WHAT TO PRODUCE: Among the entries below, find how many lines carry the word "JSON" and state only that figure.

TASK INPUT:
....

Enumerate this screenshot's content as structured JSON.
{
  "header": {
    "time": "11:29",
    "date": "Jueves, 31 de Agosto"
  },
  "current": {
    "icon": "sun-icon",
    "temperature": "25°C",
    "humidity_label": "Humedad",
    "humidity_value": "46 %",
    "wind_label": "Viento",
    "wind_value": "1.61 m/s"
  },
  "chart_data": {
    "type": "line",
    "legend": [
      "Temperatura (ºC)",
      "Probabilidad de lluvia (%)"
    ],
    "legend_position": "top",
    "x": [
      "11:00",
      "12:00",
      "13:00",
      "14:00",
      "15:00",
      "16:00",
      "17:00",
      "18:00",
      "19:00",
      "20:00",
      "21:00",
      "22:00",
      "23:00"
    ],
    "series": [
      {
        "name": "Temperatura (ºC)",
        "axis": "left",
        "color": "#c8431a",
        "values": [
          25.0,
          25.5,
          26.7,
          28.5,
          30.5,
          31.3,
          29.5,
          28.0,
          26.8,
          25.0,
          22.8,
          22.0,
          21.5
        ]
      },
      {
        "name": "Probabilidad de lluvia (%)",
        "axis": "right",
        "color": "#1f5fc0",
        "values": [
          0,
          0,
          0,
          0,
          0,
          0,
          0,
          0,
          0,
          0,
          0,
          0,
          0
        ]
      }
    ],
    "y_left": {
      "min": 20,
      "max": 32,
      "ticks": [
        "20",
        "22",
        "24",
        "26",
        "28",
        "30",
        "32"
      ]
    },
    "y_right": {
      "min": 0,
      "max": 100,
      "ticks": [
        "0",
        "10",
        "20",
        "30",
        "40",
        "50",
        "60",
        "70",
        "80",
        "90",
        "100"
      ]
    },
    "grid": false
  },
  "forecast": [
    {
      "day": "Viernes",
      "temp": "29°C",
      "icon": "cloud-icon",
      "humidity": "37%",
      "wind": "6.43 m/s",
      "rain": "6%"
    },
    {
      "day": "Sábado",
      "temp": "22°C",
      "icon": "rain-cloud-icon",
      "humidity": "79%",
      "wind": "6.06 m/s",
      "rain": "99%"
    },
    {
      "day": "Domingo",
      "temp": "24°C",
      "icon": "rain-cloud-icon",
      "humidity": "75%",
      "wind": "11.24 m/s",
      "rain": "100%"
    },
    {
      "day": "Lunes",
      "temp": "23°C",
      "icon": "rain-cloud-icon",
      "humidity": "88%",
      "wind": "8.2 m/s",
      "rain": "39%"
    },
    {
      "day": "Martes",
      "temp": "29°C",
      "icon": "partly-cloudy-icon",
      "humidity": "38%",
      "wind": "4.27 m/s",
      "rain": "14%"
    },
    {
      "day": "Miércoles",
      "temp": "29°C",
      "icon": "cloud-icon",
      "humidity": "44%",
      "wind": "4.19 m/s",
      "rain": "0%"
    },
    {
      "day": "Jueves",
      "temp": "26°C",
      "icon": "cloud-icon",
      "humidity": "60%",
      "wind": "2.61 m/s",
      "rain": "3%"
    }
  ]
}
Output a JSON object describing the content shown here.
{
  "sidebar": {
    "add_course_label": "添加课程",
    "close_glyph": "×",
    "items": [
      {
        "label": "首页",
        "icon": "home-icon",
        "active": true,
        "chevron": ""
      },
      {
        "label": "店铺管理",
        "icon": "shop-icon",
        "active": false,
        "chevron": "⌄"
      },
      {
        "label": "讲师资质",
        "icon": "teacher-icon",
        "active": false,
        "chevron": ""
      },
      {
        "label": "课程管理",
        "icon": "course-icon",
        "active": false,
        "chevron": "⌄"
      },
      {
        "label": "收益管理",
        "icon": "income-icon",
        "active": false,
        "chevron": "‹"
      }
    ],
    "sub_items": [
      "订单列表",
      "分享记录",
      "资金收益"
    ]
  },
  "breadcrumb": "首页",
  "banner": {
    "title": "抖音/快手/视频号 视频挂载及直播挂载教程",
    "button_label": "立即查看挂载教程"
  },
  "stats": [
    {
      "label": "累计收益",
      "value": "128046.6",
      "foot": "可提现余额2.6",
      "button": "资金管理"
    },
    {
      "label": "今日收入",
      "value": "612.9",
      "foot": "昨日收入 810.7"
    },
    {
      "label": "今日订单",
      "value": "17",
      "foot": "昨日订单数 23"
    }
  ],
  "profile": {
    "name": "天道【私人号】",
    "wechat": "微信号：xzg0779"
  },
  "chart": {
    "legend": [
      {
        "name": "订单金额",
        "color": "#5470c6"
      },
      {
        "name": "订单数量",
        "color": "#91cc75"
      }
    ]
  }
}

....

SOLUTION TO THIS EXERCISE: 2